This page is about MIG Welding Fillet Welds in the Flat and horizontal positions (1F and 2F) on Tee joints, lap joints, and outside corner joints
Tee joints, lap joints, and outside corner joints are the 3 most common joints for fillet welds.
For short circuit mig welding, the keys to making a good quality fillet weld are:
First lets take a look at the first point…
Short circuit mig is a good welding process but one limitation is that it doesn’t penetrate through thick mill scale nearly as well as spray transfer mig, dual shield flux core, or stick.
Not all mill scale is the same thickness.
For example 2 inch Square tubing usually has a very thin layer of mill scale and can easily be welded using short circuit mig.
But thick hot rolled bar stock, plate and other shapes usually have a very thick layer of mill scale that should be removed.
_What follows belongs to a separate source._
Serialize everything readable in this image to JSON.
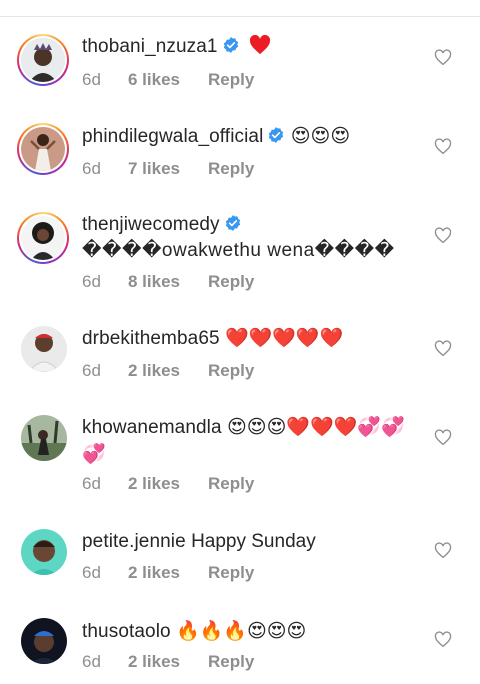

The terms CTWD and Stickout are interpreted differently by some people but to me, they are the same thing...
…the distance between the contact tip and the weld puddle.
With short circuit mig, using too long a stickout causes lots of problems like lack of penetration, excess spatter, and ropey beads.
Whether you push or pull (both work) limiting gun angle will help avoid excess spatter and other undesirable things like lack of fusion and excess convexity.
The pushing vs pulling gun angle discussion seems to never end but after doing hundreds of break tests and cut and etch tests, I am convinced that either pushing or pulling works fine if gun angle is not out of scope....one test is worth a thousand opinions.
Remember, we are strictly talking about short circuit mig here.
For spray transfer, pushing generally works better.
I like to use techniques that manipulate the arc in such a way that the arc traces the leading edge of the puddle in some way.
The main tech techniques I use to accomplish this on flat and horizontal fillet welds are a series of cursive E’s or U’s, or a series of sideways V’s.
Both techniques are shown in the video on this page
But what are the proper settings?
Fortunately, most reputable mig machine manufacturers put a chart inside the wire feeder door and it helps in getting your settings in the ball park for fillet welds.
But For overhead and vertical uphill welding, along with lots of other specific welds, MIG chart settings are not that much help.
But good news, I have a FREE MIG Cheat code download that not only shows 11 of the most common fillet welds, but also has links that take you to short videos that show settings and techniques.
Its completely free to download and share with anyone you want.
… Along with the MIG cheat code pdf, you will also get my MIG mini course in 4 emails that will give you a great jump start and help you get past the frustration points of vertical uphill and overhead mig welding.